Preface: I intended to post this on November 8th, but ended up being hospitalized with appendicitis that day. I’m finally home from the hospital and am able to post this piece, along with one important update: over a dozen DSA members won seats across the country in the November 2017 elections in a thrilling testimony to the real-life potential of DSA and the leftist struggle overall.
Today marks one year since the election of Donald Trump, the event that precipitated the enormous surge in membership of the Democratic Socialists of America. Having been debased by the American electoral system for the last time, thousands of people (myself included) flocked to DSA looking for an alternative political formation.
Today also marks the day that many of those new memberships will come up for renewal. Some may now be asking themselves if DSA is right for them, or if their time in the organization has been worthwhile enough to renew. My answer is: renew your dues.
What I’ve learned over the past year in DSA is that it’s impossible for the organization to match your expectations, but only because the organization doesn’t have a predetermined, static operation. It’s a work-in-progress and is constantly changing based on the will of the membership and the political realities at hand. This is actually the most amazing thing about DSA. Members have the ability to directly influence DSA to reflect their own values and virtues. This cannot be taken for granted as our opportunities for self-determination under a capitalist authoritarian regime become increasingly narrow.

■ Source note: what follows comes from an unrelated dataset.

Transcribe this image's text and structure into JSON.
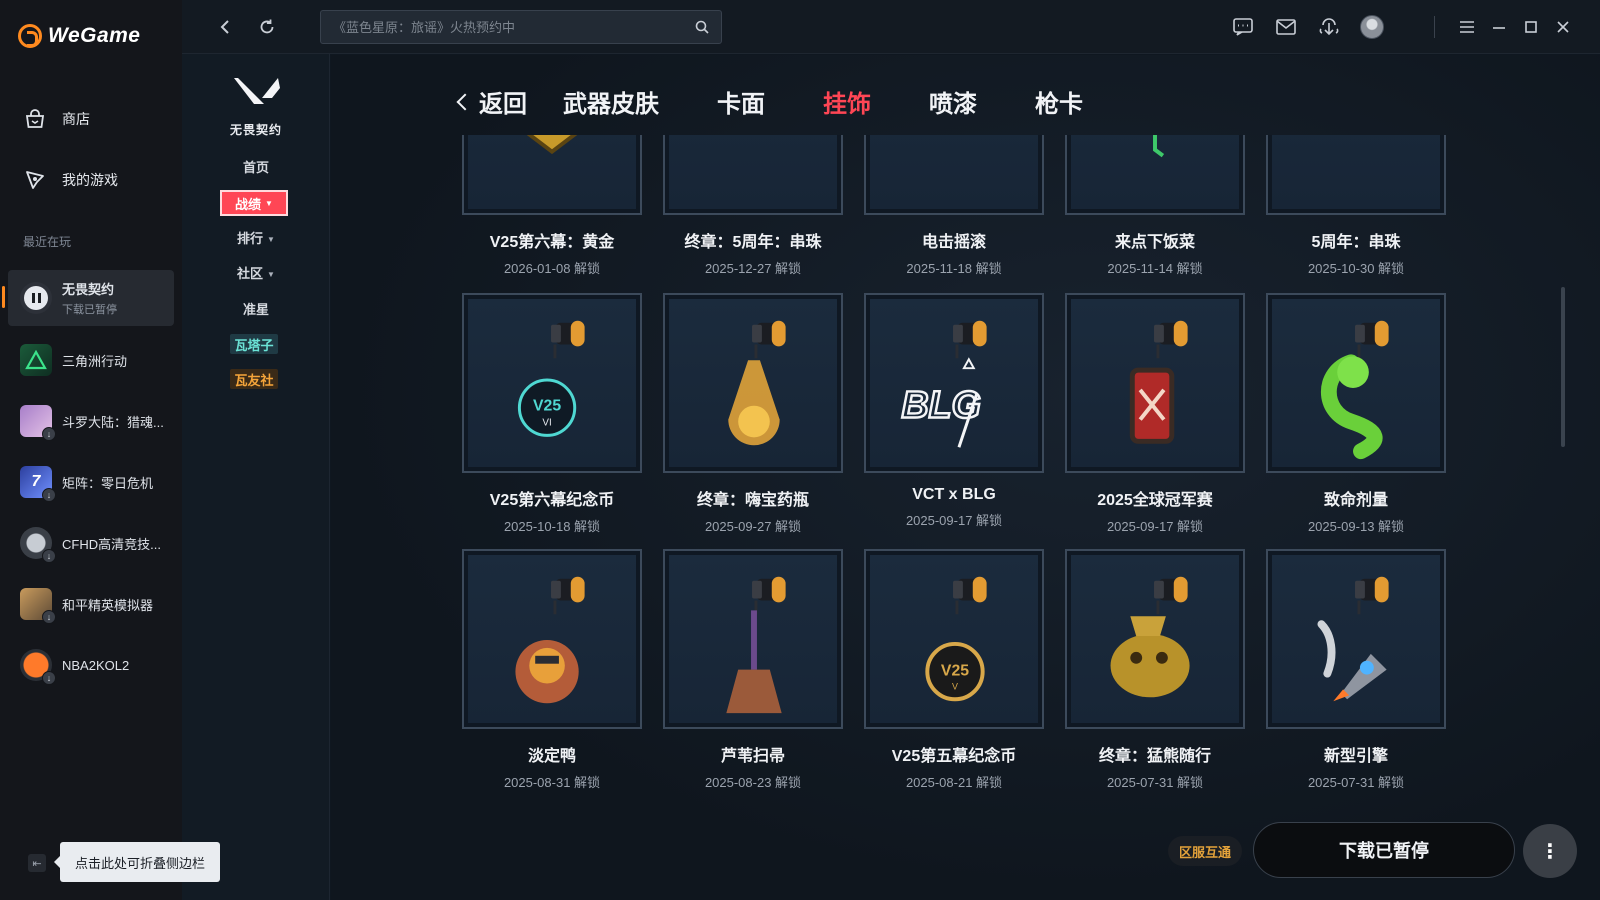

Undeniably, DSA has accomplished a lot over the past year. The membership has swelled to ~30,000 people. We held a national convention where 700 delegates from across the country democratically determined the political goals of the organization. Following the directives of the convention results, DSA is now on the brink of several nationally-coordinated campaigns, the largest being the Medicare-For-All campaign. Considering the enormous success of grassroots mobilizing in the Bernie Sanders campaign, it would seem that DSA is poised for political victories if our members continue to organize.
It’s true that things in DSA aren’t always easy. You’re constantly exposed to challenging ideas and concepts. You’re expected to argue for and defend your political positions. You may feel intellectually outpaced by more experienced peers. Or you may feel like no one is familiar with your school of thought. Be assured that every member has a voice in DSA and while our debates, arguments, and discussions can be tense and impassioned, we come out of the exercise with more conviction and clarity of purpose than ever before.
Although we demand more from our peers in a radical organization, toxic oppressive habits may sneak their way into our meeting spaces and you may have to wage political battles within your own chapter in response. But if your chapter is worth anything, there will be transparent, democratic mechanisms for these political battles to unfold, for people to tell their stories, and for every member to have a sense of ownership in their chapter.
I encourage everyone to renew their membership to DSA because collective participation is what makes this organization good. DSA needs your ideas, creativity, and passion to achieve any of our goals. Just like how unions function, we pay dues as a way to pool our resources and turn the tables on wealthy elites who otherwise dominate American politics at every level. I understand that there are people out there who have done the work, who have engaged in the debates, and who have attempted to wage internal political battles, and they still feel like DSA isn’t right for them. I agree that for some, the best way to engage with politics is by means beyond DSA. But for others, please let on-the-ground participation be your first step. Go to meetings, get involved, exchange ideas, and meet other leftists. At a time when we have to wake up daily and face the crushing terror and injustice of a capitalist imperial power structure, there’s power and potential in DSA to have some kind of impact of our own, and I think it’s a rare opportunity worth investing in.
by Annabel Vera, t: @nan0bel